Adjusting To New Glasses

A part of life is doing new things and every time we try something new or bring something new into our lives, there is an adjustment period in order to get physically and mentally used to whatever new thing that is.

If you only recently discovered that you need to wear eye glasses or you have just been informed that your prescription has changed to a higher or lower one, this is a perfect example of a time when you will require an adjustment period.

Adjusting to new glasses is not an easy thing for anyone to do. If you have never worn them before, there may be an emotional or mental toll on your self-esteem or body image. You may have the feeling that you are no longer attractive with these things on your face. The first time you look in the mirror to check out your new look, you may feel disgusted or like you don’t want to leave the house with them on.

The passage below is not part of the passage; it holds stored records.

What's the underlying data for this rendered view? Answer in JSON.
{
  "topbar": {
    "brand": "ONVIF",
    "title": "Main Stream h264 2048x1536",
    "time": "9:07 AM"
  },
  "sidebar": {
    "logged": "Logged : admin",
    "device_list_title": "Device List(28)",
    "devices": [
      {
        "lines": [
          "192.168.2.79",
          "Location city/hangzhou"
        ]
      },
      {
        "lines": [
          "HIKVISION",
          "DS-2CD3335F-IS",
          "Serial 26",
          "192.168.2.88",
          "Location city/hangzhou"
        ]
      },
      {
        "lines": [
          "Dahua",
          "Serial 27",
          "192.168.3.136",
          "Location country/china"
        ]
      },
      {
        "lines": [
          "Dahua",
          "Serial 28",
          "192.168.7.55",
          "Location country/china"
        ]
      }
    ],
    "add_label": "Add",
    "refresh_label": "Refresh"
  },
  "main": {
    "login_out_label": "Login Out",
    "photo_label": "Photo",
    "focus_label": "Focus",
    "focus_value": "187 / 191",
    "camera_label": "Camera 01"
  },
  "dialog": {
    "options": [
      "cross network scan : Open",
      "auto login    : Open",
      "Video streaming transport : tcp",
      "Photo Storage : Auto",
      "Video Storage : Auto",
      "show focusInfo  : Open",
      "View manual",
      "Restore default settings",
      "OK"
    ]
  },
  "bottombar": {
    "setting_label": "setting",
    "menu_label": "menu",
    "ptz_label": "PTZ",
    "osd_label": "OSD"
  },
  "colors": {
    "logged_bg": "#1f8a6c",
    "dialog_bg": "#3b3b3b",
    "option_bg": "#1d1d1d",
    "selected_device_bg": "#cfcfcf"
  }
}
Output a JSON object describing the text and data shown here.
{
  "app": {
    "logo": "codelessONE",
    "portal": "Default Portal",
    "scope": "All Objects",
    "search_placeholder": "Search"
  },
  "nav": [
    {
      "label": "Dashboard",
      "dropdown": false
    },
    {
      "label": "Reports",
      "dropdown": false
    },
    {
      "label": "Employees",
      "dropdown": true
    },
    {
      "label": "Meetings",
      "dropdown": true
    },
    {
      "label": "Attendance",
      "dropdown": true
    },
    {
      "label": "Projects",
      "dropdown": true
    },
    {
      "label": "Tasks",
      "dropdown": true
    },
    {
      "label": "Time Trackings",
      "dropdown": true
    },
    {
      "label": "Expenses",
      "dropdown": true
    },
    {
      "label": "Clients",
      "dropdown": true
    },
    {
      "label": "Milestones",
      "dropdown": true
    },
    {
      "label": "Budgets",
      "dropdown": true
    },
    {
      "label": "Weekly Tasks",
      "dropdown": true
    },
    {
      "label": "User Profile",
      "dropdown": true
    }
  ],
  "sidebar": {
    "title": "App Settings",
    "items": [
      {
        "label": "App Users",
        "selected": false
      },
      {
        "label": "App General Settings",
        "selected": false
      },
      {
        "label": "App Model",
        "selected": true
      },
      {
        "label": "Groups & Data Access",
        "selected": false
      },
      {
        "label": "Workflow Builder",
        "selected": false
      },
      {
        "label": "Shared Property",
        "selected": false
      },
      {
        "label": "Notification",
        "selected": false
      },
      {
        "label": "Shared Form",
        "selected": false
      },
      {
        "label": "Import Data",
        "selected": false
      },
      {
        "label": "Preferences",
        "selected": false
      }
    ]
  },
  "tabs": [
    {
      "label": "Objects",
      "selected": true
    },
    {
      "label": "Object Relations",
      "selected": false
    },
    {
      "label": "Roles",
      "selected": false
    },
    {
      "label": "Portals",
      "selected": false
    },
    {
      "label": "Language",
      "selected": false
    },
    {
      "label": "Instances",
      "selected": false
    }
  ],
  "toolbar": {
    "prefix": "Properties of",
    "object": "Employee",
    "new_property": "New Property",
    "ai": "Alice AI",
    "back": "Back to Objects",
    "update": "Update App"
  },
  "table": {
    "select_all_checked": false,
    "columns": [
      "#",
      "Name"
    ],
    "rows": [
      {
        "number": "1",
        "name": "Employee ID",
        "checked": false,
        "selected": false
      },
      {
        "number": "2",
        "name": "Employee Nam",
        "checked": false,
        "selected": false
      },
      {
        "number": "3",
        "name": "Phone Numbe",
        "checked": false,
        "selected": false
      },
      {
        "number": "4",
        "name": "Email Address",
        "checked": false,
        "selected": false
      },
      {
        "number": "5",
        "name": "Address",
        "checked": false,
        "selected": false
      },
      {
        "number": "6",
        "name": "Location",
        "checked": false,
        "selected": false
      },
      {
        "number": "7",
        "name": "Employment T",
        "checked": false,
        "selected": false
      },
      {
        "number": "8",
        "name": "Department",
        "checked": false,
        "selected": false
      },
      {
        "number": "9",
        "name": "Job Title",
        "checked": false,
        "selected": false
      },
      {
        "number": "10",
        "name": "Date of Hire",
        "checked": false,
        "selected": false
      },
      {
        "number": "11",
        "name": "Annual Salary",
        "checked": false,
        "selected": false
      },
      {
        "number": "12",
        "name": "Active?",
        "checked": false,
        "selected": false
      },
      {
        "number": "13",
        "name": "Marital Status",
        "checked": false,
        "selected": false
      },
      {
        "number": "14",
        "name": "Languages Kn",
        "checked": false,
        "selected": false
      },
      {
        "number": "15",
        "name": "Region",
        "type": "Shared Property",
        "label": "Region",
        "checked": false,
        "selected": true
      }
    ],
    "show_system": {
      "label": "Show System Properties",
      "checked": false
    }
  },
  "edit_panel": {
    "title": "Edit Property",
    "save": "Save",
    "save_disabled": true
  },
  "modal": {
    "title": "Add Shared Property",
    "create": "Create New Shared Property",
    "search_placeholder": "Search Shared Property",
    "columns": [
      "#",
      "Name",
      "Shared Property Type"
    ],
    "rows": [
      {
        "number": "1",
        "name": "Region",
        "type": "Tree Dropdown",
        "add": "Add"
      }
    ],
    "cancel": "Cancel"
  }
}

Unfortunately, if the doctor says you need to wear them, it is in your best interest to wear them. The initial period of hating the way you look if most likely all in your head. You are not used to seeing yourself with glasses and you may still be stuck with the old stigma that eyeglasses are nerdy or unattractive. These days, wearing glasses is considered stylish and there are literally thousands of colors, shapes, sizes and designs available to suit every face shape and every individual style preference. Once you wear them for a few weeks or perhaps even only a few days, you will get used to them and realize that they actually look good on you. In order to get a pair that looks best on you, make sure to take a trusted friend to the shop with you when you purchase your new glasses and ask for assistance from trained staff who know how to find the right glasses for your face shape and size.

Whether you are new to wearing glasses or you are about to wear glasses for the first time, your prescription may cause some real physical discomfort for the first little while because your eyes need to adjust to having the new glasses on. The higher the prescription or the bigger the jump from one prescription to another, the more likely you will experience these uncomfortable side effects.

Some of these physical issues may include:

  • Headaches
  • Squinting
  • Blurry vision
  • Sensitivity to natural or artificial light
  • A feeling of something foreign on your face, particularly is you are new to wearing glasses. This feeling may feel like a stinging sensation, a heavy feeling or slight pain at the point where the nose bridge rests.

These physical symptoms usually only last a few days or in extreme cases, like the introduction of a very strong prescription, a few weeks. If the symptoms worsen or don’t go away over time, it is important to see the eye doctor to ensure that you are wearing the proper prescription and that there isn’t any other underlying issue with your eye health.

Some ways to reduce these symptoms include taking breaks from computer and television screens, keeping a safe distance from screens, reducing or dimming lights, wearing sunglasses in the sun, taking naps or resting the eyes throughout the day and avoiding driving at night or doing activities that require more eye strain until the symptoms subside.

Once the emotional and physical symptoms that come with adjusting to new glasses go away, you will love your new look and feel great when you can read and see things better than you ever could before.